“We can’t even afford having one less person pay the rent,” says 53-year-old Mok Yingsin, through an interpreter. “The burden on each person is huge.”
Working as restaurant dishwashers and custodians, the family pays $1,735 a month and was among those who confronted the Chins’ rent increase last January, when they were asked to pay an additional $70 per month. A compromise cut the increase in half, but Pang Yanyan, a 28-year-old tenant, says that they are looking for another place nonetheless. “There’s a lot of people living in this house, and it’s really packed,” she says, through an interpreter. “If we find a place that’s more suitable, we’ll move. It would be better for the kids.”
Although the Chins are trying, gentrification is more powerful than any one landlord’s decisions.
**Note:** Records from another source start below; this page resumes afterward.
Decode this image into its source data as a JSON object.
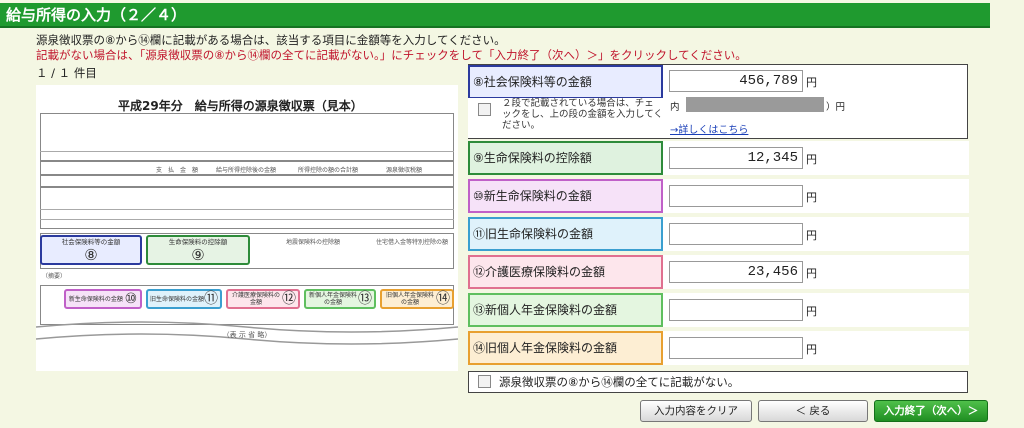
{
  "header": {
    "title": "給与所得の入力（２／４）"
  },
  "instructions": {
    "line1": "源泉徴収票の⑧から⑭欄に記載がある場合は、該当する項目に金額等を入力してください。",
    "line2": "記載がない場合は、「源泉徴収票の⑧から⑭欄の全てに記載がない。」にチェックをして「入力終了（次へ）＞」をクリックしてください。"
  },
  "sample": {
    "count": "１ / １ 件目",
    "title": "平成29年分　給与所得の源泉徴収票（見本）",
    "omitted": "（表 示 省 略）",
    "labels": {
      "shiharai": "支　払　金　額",
      "kyuyo": "給与所得控除後の金額",
      "shotoku": "所得控除の額の合計額",
      "gensen": "源泉徴収税額",
      "shakai": "社会保険料等の金額",
      "seimei": "生命保険料の控除額",
      "jishin": "地震保険料の控除額",
      "jutaku": "住宅借入金等特別控除の額",
      "tekiyo": "（摘要）"
    },
    "boxes": [
      {
        "num": "⑧",
        "label": "社会保険料等の金額"
      },
      {
        "num": "⑨",
        "label": "生命保険料の控除額"
      },
      {
        "num": "⑩",
        "label": "新生命保険料の金額"
      },
      {
        "num": "⑪",
        "label": "旧生命保険料の金額"
      },
      {
        "num": "⑫",
        "label": "介護医療保険料の金額"
      },
      {
        "num": "⑬",
        "label": "新個人年金保険料の金額"
      },
      {
        "num": "⑭",
        "label": "旧個人年金保険料の金額"
      }
    ]
  },
  "rows": [
    {
      "label": "⑧社会保険料等の金額",
      "value": "456,789",
      "unit": "円"
    },
    {
      "label": "⑨生命保険料の控除額",
      "value": "12,345",
      "unit": "円"
    },
    {
      "label": "⑩新生命保険料の金額",
      "value": "",
      "unit": "円"
    },
    {
      "label": "⑪旧生命保険料の金額",
      "value": "",
      "unit": "円"
    },
    {
      "label": "⑫介護医療保険料の金額",
      "value": "23,456",
      "unit": "円"
    },
    {
      "label": "⑬新個人年金保険料の金額",
      "value": "",
      "unit": "円"
    },
    {
      "label": "⑭旧個人年金保険料の金額",
      "value": "",
      "unit": "円"
    }
  ],
  "two_tier": {
    "checkbox_label": "２段で記載されている場合は、チェックをし、上の段の金額を入力してください。",
    "inner_prefix": "内（",
    "inner_suffix": "）円",
    "detail_link": "→詳しくはこちら"
  },
  "none_checkbox": {
    "label": "源泉徴収票の⑧から⑭欄の全てに記載がない。"
  },
  "buttons": {
    "clear": "入力内容をクリア",
    "back": "＜ 戻る",
    "next": "入力終了（次へ）＞"
  },
  "colors": {
    "header_green": "#1f9a2f",
    "row8_border": "#2b3a9e",
    "row8_bg": "#e8ecff",
    "row9_border": "#2e8b3a",
    "row9_bg": "#dff2df",
    "row10_border": "#c060c8",
    "row10_bg": "#f6e2f8",
    "row11_border": "#3a9fd0",
    "row11_bg": "#dff2fb",
    "row12_border": "#e07090",
    "row12_bg": "#fde6ec",
    "row13_border": "#5fbf5f",
    "row13_bg": "#e4f6e0",
    "row14_border": "#e8a030",
    "row14_bg": "#fdeed3"
  }
}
Greater Boston will need as many as 350,000 new units by 2040 to stabilize the market, according to political economist Barry Bluestone, who says more housing capacity is “the only true answer.”
“The government should come up with a program to acquire more land or more buildings and convert it into affordable housing,” says Jason Pan, founder of the Boston Asian Landlord Association. “Business people are not interested in investing money with low returns, and every landlord buys properties for investment.”
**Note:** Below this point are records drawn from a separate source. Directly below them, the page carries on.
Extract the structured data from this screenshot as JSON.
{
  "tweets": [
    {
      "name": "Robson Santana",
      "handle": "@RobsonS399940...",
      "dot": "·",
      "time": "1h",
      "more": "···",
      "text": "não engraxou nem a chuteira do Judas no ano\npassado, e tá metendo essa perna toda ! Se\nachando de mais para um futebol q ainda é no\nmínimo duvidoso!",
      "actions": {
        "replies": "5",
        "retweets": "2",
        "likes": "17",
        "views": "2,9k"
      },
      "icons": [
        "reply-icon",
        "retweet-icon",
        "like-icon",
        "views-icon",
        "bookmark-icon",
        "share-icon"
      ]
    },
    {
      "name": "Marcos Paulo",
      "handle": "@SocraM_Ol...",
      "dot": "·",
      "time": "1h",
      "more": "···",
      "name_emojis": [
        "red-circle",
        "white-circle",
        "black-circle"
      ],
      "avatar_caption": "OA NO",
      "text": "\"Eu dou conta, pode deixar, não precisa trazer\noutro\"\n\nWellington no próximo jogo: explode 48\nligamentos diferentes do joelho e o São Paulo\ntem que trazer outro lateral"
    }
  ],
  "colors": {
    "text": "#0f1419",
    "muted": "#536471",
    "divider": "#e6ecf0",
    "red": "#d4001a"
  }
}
Chin agrees. “What’s the incentive to keep rents affordable right now other than being a good person?” she says. “Landlords shouldn’t be doing this out of goodheartedness.”
Owned by the Chin family for more than 50 years, the Beach Street apartment is torn between two possible clienteles — the wealthy and the working class. “At some point, we just need to renovate the apartments and start charging others — whoever is willing to pay,” Chin says. “That is not something I really want to do. If I’m a building owner that can provide for the community — the original community — I’d rather do that.”
Tenants occasionally visit Chin in tears and ask for extensions on their rent, which she usually allows. Once, a resident invited her into a unit, and Chin saw that it was empty — without furniture and with hardly any food. A mother lives there with her children and battles to pay rent each month.
“It’s scary because there’s nothing I can do about this,” Chin says. “I have no choice but to be a part of it.”
Kelly Kasulis is the deputy digital editor at The GroundTruth Project.
Correction: Due to a reporting error, an earlier version of this story misstated the estimated number of housing units needed in Boston.